→ Data about app and page elements:

--- START ---

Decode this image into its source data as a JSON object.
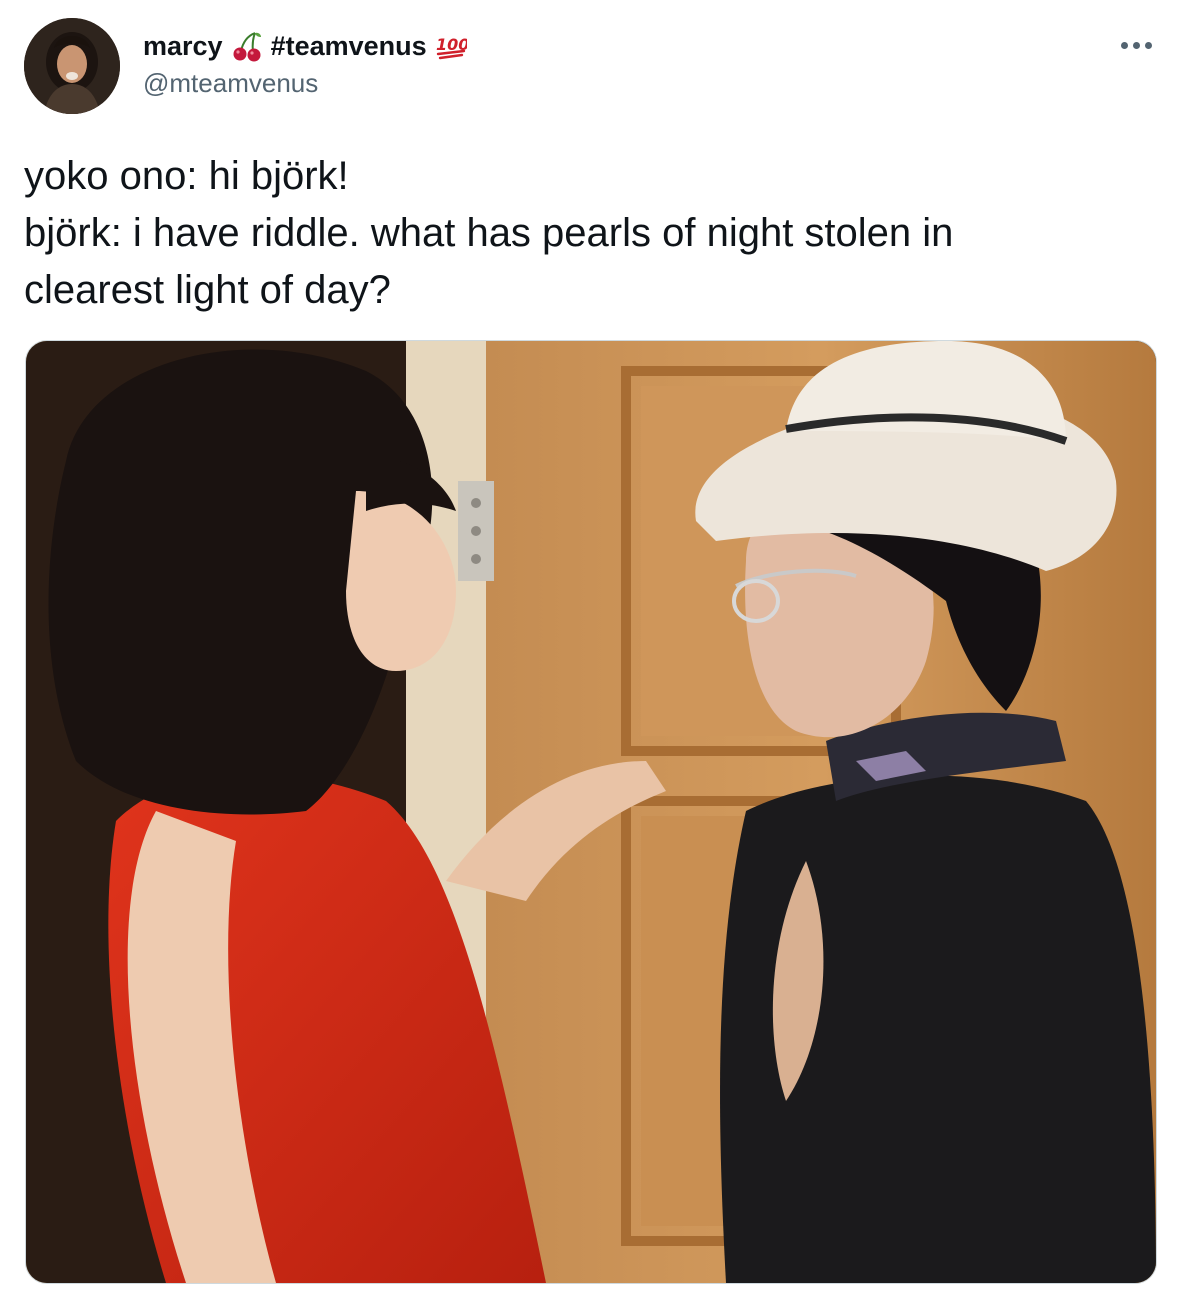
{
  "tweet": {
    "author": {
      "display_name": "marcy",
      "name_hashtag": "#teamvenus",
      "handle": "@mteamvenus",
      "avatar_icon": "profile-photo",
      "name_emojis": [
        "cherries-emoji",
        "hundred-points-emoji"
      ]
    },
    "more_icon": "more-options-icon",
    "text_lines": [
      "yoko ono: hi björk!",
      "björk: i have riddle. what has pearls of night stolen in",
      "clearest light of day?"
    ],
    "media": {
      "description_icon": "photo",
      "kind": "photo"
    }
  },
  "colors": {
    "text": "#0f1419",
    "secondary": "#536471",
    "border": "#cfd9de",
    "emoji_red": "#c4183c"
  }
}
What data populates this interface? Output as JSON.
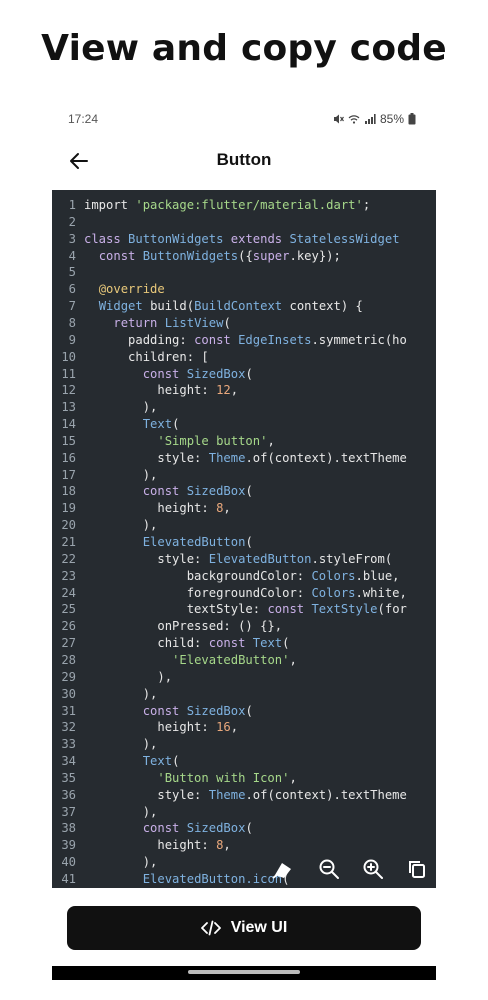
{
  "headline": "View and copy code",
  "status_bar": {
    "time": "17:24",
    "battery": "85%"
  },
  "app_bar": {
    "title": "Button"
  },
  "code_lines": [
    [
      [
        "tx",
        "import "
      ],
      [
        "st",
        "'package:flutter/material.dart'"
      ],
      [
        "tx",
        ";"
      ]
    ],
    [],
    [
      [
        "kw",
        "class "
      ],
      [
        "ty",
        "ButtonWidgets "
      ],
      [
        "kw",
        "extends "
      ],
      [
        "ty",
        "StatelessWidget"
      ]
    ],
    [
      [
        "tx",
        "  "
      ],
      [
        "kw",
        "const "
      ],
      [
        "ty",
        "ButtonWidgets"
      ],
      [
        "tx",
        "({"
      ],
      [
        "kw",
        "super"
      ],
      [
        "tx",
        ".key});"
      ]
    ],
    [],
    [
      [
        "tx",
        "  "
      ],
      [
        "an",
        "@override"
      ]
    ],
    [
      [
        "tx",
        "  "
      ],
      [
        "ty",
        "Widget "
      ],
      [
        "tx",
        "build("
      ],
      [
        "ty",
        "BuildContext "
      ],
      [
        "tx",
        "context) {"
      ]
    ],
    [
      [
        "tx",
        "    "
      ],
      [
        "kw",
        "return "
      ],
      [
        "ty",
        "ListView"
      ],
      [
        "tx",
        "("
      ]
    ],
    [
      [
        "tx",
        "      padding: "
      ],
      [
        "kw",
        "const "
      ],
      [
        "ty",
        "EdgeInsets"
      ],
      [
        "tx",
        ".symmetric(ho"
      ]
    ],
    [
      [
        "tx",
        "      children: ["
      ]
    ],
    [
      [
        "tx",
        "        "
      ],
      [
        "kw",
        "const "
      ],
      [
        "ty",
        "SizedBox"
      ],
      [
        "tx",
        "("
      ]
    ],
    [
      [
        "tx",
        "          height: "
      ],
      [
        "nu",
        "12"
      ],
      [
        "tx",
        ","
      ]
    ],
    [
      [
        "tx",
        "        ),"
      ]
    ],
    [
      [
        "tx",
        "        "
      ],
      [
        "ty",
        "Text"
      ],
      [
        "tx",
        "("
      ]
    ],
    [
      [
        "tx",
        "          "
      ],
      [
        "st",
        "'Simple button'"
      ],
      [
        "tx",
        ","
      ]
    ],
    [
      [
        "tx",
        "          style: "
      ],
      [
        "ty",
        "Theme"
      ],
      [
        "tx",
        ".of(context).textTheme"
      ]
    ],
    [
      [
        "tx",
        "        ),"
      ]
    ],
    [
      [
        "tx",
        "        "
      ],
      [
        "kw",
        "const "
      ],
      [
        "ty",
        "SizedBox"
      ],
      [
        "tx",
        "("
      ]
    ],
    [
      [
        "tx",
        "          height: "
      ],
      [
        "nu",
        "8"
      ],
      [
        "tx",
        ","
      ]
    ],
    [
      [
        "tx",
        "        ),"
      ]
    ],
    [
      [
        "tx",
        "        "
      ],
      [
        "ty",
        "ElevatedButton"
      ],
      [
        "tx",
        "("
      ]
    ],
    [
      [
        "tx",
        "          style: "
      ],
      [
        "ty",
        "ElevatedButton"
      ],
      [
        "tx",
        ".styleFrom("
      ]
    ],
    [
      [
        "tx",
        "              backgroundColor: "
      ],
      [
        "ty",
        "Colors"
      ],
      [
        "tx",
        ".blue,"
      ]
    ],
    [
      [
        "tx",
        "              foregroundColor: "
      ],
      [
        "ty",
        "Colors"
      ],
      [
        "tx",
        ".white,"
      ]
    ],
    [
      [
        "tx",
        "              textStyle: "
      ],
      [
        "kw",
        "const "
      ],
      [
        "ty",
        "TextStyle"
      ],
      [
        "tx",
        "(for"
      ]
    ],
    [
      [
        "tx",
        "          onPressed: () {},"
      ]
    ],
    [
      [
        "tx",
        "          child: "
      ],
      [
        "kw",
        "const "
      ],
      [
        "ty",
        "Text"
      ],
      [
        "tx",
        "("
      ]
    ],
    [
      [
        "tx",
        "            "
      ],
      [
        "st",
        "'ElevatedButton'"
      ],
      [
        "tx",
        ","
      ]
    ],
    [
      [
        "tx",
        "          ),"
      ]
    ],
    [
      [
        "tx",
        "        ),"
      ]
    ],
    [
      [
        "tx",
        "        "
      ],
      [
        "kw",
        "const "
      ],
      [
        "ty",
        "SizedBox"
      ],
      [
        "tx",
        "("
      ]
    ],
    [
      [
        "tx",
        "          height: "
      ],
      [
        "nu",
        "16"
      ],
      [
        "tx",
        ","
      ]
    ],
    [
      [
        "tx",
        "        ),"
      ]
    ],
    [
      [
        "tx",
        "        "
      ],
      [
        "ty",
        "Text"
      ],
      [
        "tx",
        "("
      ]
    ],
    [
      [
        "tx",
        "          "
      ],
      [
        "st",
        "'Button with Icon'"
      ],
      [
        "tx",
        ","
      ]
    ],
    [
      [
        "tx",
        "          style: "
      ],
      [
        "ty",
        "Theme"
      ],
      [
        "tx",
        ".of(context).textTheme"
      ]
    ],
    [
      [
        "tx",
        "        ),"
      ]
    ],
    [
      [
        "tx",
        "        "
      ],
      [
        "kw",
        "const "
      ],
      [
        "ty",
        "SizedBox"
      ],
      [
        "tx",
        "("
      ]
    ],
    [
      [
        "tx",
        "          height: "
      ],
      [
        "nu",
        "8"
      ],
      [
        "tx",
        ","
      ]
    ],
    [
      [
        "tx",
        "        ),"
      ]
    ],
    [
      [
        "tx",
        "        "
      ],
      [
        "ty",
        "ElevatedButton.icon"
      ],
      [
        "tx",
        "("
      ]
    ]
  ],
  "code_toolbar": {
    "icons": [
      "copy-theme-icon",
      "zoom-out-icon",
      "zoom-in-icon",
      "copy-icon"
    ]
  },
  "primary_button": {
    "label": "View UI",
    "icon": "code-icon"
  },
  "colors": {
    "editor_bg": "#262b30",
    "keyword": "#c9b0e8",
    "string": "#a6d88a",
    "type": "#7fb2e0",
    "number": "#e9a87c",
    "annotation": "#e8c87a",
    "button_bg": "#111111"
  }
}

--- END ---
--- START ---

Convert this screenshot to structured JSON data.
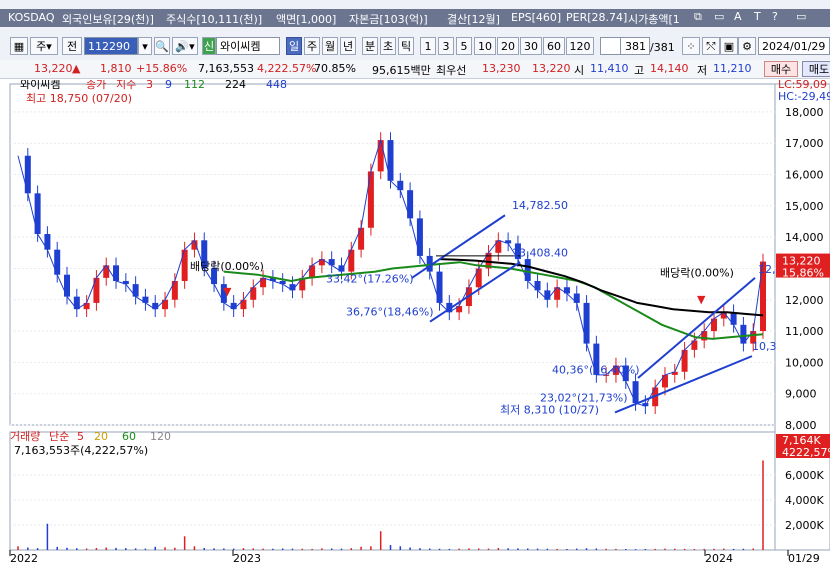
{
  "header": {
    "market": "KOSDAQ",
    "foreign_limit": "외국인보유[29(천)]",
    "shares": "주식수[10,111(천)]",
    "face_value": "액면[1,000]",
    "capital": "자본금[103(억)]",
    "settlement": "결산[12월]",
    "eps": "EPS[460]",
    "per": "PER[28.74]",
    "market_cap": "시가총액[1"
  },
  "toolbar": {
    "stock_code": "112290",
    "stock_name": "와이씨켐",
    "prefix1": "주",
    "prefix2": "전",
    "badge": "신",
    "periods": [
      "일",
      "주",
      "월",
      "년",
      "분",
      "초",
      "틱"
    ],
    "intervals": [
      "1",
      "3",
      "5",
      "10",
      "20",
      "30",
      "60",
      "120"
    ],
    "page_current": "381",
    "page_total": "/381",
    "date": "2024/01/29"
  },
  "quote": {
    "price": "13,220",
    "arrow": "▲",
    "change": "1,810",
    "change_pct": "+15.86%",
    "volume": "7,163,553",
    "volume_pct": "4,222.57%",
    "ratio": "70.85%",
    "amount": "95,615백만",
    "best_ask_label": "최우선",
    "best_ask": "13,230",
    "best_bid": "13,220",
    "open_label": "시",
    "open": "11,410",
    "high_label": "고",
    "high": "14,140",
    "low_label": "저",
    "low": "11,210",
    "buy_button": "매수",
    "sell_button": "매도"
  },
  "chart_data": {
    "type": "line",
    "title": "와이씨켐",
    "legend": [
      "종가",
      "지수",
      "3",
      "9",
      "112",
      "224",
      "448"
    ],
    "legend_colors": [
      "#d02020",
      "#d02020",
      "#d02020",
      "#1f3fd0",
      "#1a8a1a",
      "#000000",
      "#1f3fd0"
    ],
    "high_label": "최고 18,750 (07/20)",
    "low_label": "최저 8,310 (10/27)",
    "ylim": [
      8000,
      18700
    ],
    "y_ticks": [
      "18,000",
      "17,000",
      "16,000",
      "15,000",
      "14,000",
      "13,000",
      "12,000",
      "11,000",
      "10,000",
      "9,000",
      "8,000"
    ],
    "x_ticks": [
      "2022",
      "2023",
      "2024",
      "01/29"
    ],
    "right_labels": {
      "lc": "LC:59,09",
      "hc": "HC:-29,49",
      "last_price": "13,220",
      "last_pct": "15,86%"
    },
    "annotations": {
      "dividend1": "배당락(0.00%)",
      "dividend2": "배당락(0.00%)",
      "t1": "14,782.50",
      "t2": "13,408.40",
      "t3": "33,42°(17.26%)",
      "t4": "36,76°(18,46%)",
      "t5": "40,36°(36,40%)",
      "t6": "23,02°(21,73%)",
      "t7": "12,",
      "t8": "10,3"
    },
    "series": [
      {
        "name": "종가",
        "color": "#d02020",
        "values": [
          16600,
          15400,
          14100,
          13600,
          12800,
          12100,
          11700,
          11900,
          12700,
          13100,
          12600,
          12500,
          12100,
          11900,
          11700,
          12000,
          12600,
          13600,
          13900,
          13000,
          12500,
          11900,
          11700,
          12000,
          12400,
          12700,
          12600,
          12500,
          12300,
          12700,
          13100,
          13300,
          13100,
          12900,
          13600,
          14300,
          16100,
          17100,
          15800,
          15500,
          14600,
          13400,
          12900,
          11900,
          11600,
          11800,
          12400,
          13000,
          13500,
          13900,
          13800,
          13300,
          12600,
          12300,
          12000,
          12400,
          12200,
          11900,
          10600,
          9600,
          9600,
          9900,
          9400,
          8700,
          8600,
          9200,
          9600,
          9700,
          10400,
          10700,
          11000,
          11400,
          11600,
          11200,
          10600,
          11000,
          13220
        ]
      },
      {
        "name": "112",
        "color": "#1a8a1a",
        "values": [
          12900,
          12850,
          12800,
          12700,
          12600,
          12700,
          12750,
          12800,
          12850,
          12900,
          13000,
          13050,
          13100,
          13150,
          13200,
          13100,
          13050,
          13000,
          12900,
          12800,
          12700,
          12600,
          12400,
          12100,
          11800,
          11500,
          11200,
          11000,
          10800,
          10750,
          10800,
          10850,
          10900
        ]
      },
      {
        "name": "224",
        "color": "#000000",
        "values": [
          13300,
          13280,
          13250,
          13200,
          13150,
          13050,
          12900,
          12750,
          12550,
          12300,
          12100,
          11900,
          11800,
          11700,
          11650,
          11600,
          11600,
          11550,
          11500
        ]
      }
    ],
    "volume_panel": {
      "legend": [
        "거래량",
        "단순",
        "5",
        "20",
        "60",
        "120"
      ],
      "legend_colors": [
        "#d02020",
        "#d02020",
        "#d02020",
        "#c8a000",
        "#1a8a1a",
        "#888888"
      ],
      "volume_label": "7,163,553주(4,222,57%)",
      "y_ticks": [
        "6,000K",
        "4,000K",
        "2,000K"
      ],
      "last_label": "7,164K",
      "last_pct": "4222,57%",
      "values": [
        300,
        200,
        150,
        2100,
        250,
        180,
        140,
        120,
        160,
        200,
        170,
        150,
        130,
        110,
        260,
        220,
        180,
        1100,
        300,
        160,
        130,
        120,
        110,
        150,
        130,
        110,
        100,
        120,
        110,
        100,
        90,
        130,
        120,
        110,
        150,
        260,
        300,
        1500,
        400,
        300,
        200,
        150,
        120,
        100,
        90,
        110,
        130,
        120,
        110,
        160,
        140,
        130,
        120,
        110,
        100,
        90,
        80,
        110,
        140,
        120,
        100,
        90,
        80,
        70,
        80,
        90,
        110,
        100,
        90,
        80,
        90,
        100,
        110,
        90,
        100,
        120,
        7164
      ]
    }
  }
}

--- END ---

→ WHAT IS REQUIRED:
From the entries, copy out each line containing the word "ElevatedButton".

→ EXERCISE RESPONSE:
        "ElevatedButton"
        "ElevatedButton"
        "'ElevatedButton'"
        "ElevatedButton.icon"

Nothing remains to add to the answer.